The Foundation Quarter Horse Registry observed its 25th anniversary by holding its 24th world show in Wisconsin. The FQHR’s 2019 World Round-Up was held July 19-21 at the Jackson County Fair Park.
Although the Wisconsin FQHR chapter has held its shows at the fairgrounds in the past, this is the first year the national registry has held its world show at the Black River Falls’ facility.
“We needed to find a new venue,” said Vicki Austin, co-owner of the registry and show organizer, “and the Wisconsin chapter told us about this fair park and we decided to bring the show to Wisconsin.”
In addition to Wisconsin horsemen and women, participants in the roundup were from Arkansas, Iowa, Kansas, Kentucky, Michigan, Minnesota, Nebraska, Oklahoma and Texas. Riders competed in cattle and ranch work, speed events, reining, trail, pleasure and conformation classes.
According to FQHR board member Scott Perry of West Salem, exhibitors traveling long distances to compete in the show found the location and the welcome extended by the community to their liking.
“People from the south love it because of the cooler weather,” Perry said. “Also the support we got from local businesses was awesome. The (Black River Area Chamber of Commerce) Chamber did a great job in helping us get ready.”
The roundup classes are designed to showcase the abilities of “the greatest cow horse to ever look through a bridle.” The registry discourages the use of “bling” as exhibitors take part in authentic ranch-style classes.
“We are preserving the heritage of a fine horse and to promote youth to get involved,” Perry said.
Alison Austin, daughter of Anna and Corky Austin, one of the show’s youth competitors, is Vicki Austin’s great niece.
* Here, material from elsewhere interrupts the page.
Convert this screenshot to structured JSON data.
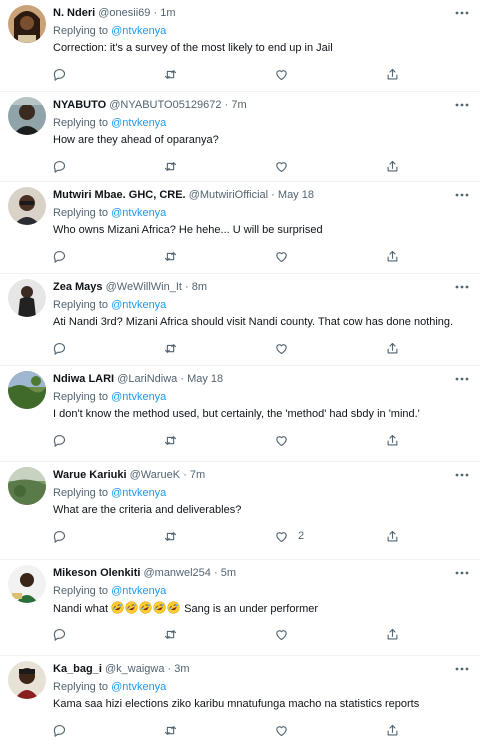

The Vicksburg, Mich., youth will be a junior at Vicksburg High School in the fall. She was pleased with how she and her 11-year-old gelding HickyOak performed.
“We had a great weekend,” Alison said. “We placed in everything we showed in. My favorite class is herd work. I can work with cows at home. Horses are fun to play with and great to bond with.”
Mondovi High School to-be junior Kira Lee of Mondovi was another youth competitor, riding her 24-year-old mare, RNR Peppy Sug. Riding the mare since she was four years old when she started taking lessons, Lee rode the senior mare in speed and working events as well as reining and pleasure classes.
This year’s roundup is the second world show Lee has competed in, having shown in a previous roundup held in Nebraska.
The roundup also offers classes for amateur riders as well as open and jackpot events. Sixty-three horses were signed up to make the 485 entries at the roundup.
Founded in 1994, the FQHR now has more than 13,560 members hailing from all 50 states and nine foreign countries with over 28,250 horses registered with the organization.
Horses entered in the show are required to be registered with the American Quarter Horse Association first and have 75 percent of its lineage tracing back to foundation sires and dams. The registry only allows horses to have minimal white markings.
More information about FQHR can be found on the registry’s website at www.fqhr.net.